*** Opening Task input ***

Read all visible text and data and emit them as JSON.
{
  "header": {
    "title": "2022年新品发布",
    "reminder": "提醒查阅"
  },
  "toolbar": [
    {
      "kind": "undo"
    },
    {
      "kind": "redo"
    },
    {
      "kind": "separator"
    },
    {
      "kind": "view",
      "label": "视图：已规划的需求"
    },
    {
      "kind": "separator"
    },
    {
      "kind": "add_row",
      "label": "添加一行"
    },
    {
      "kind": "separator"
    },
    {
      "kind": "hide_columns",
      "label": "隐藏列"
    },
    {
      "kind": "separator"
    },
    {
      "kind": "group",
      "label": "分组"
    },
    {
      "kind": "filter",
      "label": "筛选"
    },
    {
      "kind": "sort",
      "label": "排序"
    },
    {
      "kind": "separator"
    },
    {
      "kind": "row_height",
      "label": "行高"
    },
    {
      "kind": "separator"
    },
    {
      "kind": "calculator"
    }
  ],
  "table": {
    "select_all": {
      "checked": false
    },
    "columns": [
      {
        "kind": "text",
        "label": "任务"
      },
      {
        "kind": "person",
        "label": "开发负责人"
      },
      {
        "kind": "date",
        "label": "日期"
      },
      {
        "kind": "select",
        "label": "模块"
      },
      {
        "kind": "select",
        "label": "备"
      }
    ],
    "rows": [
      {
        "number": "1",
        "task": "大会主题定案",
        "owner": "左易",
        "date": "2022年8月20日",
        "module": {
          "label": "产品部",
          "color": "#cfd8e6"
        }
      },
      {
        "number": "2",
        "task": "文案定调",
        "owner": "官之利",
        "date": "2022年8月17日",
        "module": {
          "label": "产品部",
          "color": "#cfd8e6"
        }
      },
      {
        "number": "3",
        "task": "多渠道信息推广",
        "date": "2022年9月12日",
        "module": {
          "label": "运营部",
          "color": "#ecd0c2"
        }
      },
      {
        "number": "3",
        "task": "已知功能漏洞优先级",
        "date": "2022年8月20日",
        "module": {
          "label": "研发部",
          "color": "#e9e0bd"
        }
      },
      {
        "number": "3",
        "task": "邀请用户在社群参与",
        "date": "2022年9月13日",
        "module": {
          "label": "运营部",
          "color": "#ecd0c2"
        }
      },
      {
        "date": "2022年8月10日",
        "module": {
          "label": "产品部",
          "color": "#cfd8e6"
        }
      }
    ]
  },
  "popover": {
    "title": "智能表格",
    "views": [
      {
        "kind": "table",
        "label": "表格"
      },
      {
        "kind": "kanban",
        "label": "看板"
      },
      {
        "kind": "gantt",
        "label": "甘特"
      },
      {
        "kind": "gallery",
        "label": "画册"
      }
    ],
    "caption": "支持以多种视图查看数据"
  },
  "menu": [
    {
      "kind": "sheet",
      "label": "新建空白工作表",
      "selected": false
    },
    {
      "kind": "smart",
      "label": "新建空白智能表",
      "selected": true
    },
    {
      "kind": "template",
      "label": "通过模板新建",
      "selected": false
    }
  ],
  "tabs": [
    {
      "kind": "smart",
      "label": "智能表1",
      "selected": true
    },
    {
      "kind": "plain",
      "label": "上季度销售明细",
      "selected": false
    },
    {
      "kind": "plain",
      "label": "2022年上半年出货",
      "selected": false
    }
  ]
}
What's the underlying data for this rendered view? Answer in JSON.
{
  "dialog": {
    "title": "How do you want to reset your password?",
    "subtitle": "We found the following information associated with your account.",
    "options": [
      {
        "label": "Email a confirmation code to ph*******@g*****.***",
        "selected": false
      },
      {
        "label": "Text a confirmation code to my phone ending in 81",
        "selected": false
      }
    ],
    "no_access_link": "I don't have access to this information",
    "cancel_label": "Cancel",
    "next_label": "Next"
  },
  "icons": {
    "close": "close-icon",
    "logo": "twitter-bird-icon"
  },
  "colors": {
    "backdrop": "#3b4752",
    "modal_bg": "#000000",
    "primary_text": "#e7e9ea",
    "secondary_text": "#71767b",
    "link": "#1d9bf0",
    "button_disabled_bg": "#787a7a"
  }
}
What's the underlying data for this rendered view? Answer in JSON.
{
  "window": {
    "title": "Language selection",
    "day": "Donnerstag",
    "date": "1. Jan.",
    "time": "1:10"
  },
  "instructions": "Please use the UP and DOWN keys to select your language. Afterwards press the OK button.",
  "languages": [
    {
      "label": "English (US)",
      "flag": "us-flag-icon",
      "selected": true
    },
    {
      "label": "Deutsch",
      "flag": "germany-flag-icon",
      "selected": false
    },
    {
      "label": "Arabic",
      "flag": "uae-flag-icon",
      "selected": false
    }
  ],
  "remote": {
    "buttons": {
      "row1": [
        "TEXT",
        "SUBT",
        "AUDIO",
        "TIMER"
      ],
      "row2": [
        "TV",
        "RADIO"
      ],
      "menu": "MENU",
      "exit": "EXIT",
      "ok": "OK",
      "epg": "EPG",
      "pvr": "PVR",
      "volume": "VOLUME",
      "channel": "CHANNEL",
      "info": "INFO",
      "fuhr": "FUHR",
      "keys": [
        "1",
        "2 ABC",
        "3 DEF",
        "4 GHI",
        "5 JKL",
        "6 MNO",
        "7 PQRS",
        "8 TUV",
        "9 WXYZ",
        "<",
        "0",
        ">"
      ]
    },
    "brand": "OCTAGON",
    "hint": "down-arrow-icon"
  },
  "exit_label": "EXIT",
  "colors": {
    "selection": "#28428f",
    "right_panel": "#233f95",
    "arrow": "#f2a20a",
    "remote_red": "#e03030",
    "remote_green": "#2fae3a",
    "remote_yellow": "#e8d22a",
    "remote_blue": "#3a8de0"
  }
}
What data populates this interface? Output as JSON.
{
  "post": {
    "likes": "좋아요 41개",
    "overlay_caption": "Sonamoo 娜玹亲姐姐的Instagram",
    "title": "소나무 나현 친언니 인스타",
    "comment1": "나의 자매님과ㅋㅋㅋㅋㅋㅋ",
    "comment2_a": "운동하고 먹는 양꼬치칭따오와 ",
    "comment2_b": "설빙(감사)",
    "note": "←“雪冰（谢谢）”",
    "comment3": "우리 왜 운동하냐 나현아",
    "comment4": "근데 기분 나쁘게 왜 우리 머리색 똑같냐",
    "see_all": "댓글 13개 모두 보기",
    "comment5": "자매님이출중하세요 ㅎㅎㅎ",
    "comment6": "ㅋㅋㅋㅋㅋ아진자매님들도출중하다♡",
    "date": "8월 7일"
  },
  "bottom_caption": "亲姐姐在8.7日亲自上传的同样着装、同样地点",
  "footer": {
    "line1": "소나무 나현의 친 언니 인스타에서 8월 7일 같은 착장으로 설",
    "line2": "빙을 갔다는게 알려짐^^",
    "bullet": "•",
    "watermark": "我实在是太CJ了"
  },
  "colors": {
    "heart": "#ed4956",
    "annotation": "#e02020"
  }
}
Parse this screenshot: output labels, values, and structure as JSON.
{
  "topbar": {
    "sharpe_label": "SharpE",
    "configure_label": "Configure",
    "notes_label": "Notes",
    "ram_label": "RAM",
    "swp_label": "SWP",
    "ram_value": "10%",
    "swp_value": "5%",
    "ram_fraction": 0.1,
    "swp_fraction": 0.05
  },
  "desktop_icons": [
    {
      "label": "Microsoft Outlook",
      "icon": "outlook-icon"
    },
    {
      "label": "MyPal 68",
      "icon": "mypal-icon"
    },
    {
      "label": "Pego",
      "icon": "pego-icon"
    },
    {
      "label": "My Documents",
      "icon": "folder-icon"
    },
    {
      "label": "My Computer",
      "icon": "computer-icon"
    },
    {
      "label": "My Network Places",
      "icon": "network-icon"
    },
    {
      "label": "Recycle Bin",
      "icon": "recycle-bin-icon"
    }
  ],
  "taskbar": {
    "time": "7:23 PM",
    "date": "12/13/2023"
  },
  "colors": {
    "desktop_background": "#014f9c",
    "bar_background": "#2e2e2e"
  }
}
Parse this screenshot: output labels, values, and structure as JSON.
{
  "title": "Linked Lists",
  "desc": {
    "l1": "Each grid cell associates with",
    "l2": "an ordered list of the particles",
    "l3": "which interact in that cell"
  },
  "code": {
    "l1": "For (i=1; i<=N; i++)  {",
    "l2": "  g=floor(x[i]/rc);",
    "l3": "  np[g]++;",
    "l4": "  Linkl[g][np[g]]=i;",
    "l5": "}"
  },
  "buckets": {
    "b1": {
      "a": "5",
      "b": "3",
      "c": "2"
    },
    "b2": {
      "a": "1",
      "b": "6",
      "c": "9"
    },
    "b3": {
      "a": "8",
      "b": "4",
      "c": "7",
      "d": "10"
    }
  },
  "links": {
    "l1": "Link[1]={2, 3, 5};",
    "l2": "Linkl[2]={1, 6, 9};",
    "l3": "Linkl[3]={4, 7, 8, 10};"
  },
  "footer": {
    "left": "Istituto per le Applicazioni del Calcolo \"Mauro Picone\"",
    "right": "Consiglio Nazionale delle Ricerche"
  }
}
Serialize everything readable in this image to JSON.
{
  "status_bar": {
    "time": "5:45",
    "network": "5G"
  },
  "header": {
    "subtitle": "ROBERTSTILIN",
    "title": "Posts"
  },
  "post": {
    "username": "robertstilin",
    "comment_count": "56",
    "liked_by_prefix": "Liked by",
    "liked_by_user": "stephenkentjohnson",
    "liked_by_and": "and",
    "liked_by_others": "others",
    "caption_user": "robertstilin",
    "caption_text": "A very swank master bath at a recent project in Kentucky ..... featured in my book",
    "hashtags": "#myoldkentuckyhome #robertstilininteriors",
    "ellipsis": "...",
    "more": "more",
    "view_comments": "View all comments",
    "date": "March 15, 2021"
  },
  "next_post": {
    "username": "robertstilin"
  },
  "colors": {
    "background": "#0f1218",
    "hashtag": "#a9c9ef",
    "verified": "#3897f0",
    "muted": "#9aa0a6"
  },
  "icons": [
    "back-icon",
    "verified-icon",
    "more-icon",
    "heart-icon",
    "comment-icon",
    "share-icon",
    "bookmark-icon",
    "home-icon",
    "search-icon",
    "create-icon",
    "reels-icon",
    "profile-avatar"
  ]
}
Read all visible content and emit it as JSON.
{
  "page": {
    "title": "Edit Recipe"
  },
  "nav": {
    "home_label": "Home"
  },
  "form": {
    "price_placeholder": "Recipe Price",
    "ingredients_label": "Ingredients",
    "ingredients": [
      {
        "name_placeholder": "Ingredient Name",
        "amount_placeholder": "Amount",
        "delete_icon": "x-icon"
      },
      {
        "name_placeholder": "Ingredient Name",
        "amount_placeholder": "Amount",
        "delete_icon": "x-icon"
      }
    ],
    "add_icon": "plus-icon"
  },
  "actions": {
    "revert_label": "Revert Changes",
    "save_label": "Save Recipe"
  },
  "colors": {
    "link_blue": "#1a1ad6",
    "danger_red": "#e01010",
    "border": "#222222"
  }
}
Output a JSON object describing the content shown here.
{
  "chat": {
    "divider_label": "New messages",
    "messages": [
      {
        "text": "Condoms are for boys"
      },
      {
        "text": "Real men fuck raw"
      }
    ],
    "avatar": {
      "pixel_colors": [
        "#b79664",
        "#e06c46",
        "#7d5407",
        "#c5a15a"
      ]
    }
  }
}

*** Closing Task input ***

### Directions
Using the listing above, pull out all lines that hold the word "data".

### Solution for this problem
Read all visible text and data and emit them as JSON.
What's the underlying data for this rendered view? Answer in JSON.
What's the underlying data for this rendered view? Answer in JSON.
What data populates this interface? Output as JSON.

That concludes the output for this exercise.